=== Begin Enclosure ===

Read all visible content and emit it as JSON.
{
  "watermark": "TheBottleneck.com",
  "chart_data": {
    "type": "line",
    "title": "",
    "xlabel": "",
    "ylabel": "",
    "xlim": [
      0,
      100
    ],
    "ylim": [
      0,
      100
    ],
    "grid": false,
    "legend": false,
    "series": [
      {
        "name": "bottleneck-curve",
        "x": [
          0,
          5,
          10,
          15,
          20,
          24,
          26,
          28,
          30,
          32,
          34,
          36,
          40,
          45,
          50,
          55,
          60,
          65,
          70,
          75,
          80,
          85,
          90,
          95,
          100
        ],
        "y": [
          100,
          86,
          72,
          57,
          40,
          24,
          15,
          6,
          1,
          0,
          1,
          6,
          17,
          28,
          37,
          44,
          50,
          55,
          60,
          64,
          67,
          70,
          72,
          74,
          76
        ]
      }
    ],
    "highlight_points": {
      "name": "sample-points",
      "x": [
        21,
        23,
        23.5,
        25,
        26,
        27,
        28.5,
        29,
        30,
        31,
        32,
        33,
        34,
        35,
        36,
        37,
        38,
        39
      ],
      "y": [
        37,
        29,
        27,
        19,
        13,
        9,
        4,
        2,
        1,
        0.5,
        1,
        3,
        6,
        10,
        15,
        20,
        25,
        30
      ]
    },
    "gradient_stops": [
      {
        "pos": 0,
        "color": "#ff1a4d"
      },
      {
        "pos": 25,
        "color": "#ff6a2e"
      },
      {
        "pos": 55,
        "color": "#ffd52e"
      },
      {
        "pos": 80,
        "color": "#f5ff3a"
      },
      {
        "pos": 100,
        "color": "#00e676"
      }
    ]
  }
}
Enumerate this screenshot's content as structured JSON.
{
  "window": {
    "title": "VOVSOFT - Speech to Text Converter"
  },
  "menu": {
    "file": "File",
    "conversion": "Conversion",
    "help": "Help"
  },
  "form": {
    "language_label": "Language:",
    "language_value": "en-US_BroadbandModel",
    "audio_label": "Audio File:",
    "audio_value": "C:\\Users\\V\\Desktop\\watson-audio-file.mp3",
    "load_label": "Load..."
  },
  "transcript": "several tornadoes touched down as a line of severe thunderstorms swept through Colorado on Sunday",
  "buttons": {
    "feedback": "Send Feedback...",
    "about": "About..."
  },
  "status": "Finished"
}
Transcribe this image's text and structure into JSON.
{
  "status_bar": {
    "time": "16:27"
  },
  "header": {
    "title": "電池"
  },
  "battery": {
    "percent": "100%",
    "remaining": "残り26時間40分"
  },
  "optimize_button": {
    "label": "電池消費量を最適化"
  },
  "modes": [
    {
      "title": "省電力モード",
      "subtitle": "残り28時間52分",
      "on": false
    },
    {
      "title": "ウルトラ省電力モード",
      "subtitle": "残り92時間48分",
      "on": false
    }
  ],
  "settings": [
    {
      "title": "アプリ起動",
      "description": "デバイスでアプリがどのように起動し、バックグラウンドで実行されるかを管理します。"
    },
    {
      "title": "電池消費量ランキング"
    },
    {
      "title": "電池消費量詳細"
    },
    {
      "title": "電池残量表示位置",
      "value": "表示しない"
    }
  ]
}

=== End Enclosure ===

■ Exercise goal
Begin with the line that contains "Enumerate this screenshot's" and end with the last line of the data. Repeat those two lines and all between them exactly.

■ Written answer
Enumerate this screenshot's content as structured JSON.
{
  "window": {
    "title": "VOVSOFT - Speech to Text Converter"
  },
  "menu": {
    "file": "File",
    "conversion": "Conversion",
    "help": "Help"
  },
  "form": {
    "language_label": "Language:",
    "language_value": "en-US_BroadbandModel",
    "audio_label": "Audio File:",
    "audio_value": "C:\\Users\\V\\Desktop\\watson-audio-file.mp3",
    "load_label": "Load..."
  },
  "transcript": "several tornadoes touched down as a line of severe thunderstorms swept through Colorado on Sunday",
  "buttons": {
    "feedback": "Send Feedback...",
    "about": "About..."
  },
  "status": "Finished"
}
Transcribe this image's text and structure into JSON.
{
  "status_bar": {
    "time": "16:27"
  },
  "header": {
    "title": "電池"
  },
  "battery": {
    "percent": "100%",
    "remaining": "残り26時間40分"
  },
  "optimize_button": {
    "label": "電池消費量を最適化"
  },
  "modes": [
    {
      "title": "省電力モード",
      "subtitle": "残り28時間52分",
      "on": false
    },
    {
      "title": "ウルトラ省電力モード",
      "subtitle": "残り92時間48分",
      "on": false
    }
  ],
  "settings": [
    {
      "title": "アプリ起動",
      "description": "デバイスでアプリがどのように起動し、バックグラウンドで実行されるかを管理します。"
    },
    {
      "title": "電池消費量ランキング"
    },
    {
      "title": "電池消費量詳細"
    },
    {
      "title": "電池残量表示位置",
      "value": "表示しない"
    }
  ]
}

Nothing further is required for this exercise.